═══ Task material ═══

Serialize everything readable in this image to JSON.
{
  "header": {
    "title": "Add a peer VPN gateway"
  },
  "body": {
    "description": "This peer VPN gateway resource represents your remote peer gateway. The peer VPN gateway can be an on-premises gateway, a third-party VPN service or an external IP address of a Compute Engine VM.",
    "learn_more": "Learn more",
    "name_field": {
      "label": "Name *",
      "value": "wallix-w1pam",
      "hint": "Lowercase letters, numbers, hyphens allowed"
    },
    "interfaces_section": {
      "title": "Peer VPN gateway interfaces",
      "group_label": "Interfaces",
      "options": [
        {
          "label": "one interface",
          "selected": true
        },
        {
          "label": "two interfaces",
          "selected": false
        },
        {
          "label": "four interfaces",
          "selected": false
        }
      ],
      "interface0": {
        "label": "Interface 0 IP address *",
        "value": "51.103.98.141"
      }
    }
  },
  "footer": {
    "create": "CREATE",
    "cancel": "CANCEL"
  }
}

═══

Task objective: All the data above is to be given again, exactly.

Answer below:
Serialize everything readable in this image to JSON.
{
  "header": {
    "title": "Add a peer VPN gateway"
  },
  "body": {
    "description": "This peer VPN gateway resource represents your remote peer gateway. The peer VPN gateway can be an on-premises gateway, a third-party VPN service or an external IP address of a Compute Engine VM.",
    "learn_more": "Learn more",
    "name_field": {
      "label": "Name *",
      "value": "wallix-w1pam",
      "hint": "Lowercase letters, numbers, hyphens allowed"
    },
    "interfaces_section": {
      "title": "Peer VPN gateway interfaces",
      "group_label": "Interfaces",
      "options": [
        {
          "label": "one interface",
          "selected": true
        },
        {
          "label": "two interfaces",
          "selected": false
        },
        {
          "label": "four interfaces",
          "selected": false
        }
      ],
      "interface0": {
        "label": "Interface 0 IP address *",
        "value": "51.103.98.141"
      }
    }
  },
  "footer": {
    "create": "CREATE",
    "cancel": "CANCEL"
  }
}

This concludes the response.